Your assignment:
Show every line of the data that contains the string "value".

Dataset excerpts
++++++++++++++++++++

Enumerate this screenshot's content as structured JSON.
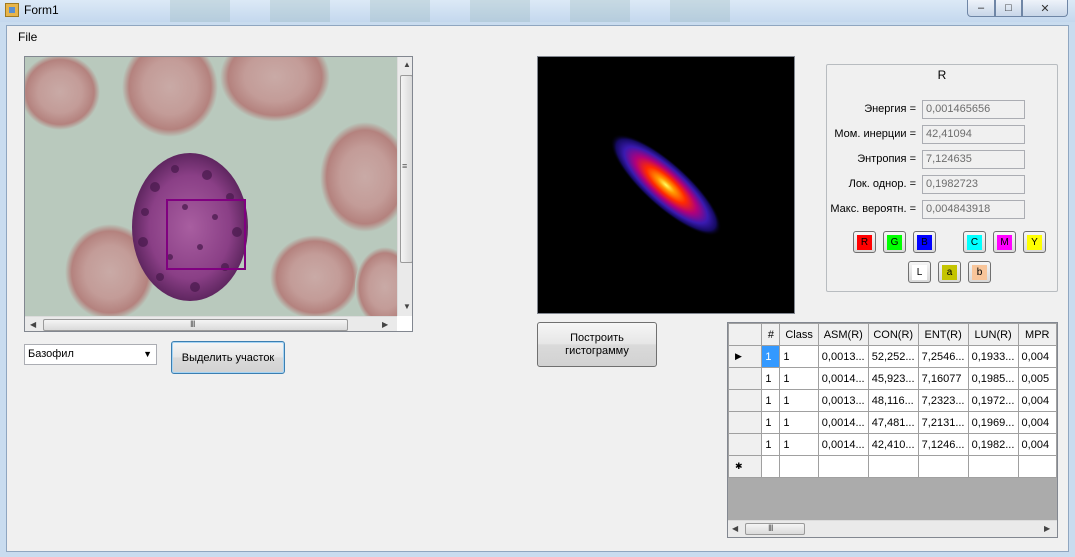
{
  "window": {
    "title": "Form1",
    "minimize_label": "–",
    "maximize_label": "□",
    "close_label": "✕"
  },
  "menu": {
    "file": "File"
  },
  "class_select": {
    "value": "Базофил"
  },
  "buttons": {
    "select_region": "Выделить участок",
    "build_histogram_line1": "Построить",
    "build_histogram_line2": "гистограмму"
  },
  "features": {
    "title": "R",
    "items": [
      {
        "label": "Энергия =",
        "value": "0,001465656"
      },
      {
        "label": "Мом. инерции =",
        "value": "42,41094"
      },
      {
        "label": "Энтропия =",
        "value": "7,124635"
      },
      {
        "label": "Лок. однор. =",
        "value": "0,1982723"
      },
      {
        "label": "Макс. вероятн. =",
        "value": "0,004843918"
      }
    ]
  },
  "channels": [
    {
      "label": "R",
      "color": "#ff0000"
    },
    {
      "label": "G",
      "color": "#00ff00"
    },
    {
      "label": "B",
      "color": "#0000ff"
    },
    {
      "label": "C",
      "color": "#00ffff"
    },
    {
      "label": "M",
      "color": "#ff00ff"
    },
    {
      "label": "Y",
      "color": "#ffff00"
    },
    {
      "label": "L",
      "color": "#ffffff"
    },
    {
      "label": "a",
      "color": "#c4c400"
    },
    {
      "label": "b",
      "color": "#f8c59a"
    }
  ],
  "grid": {
    "columns": [
      "#",
      "Class",
      "ASM(R)",
      "CON(R)",
      "ENT(R)",
      "LUN(R)",
      "MPR"
    ],
    "rows": [
      [
        "1",
        "1",
        "0,0013...",
        "52,252...",
        "7,2546...",
        "0,1933...",
        "0,004"
      ],
      [
        "1",
        "1",
        "0,0014...",
        "45,923...",
        "7,16077",
        "0,1985...",
        "0,005"
      ],
      [
        "1",
        "1",
        "0,0013...",
        "48,116...",
        "7,2323...",
        "0,1972...",
        "0,004"
      ],
      [
        "1",
        "1",
        "0,0014...",
        "47,481...",
        "7,2131...",
        "0,1969...",
        "0,004"
      ],
      [
        "1",
        "1",
        "0,0014...",
        "42,410...",
        "7,1246...",
        "0,1982...",
        "0,004"
      ]
    ],
    "current_row_marker": "▶",
    "new_row_marker": "✱"
  },
  "scrollbar_grip": "III"
}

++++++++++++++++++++

Solution for this problem:
    "value": "Базофил"
        "value": "0,001465656"
        "value": "42,41094"
        "value": "7,124635"
        "value": "0,1982723"
        "value": "0,004843918"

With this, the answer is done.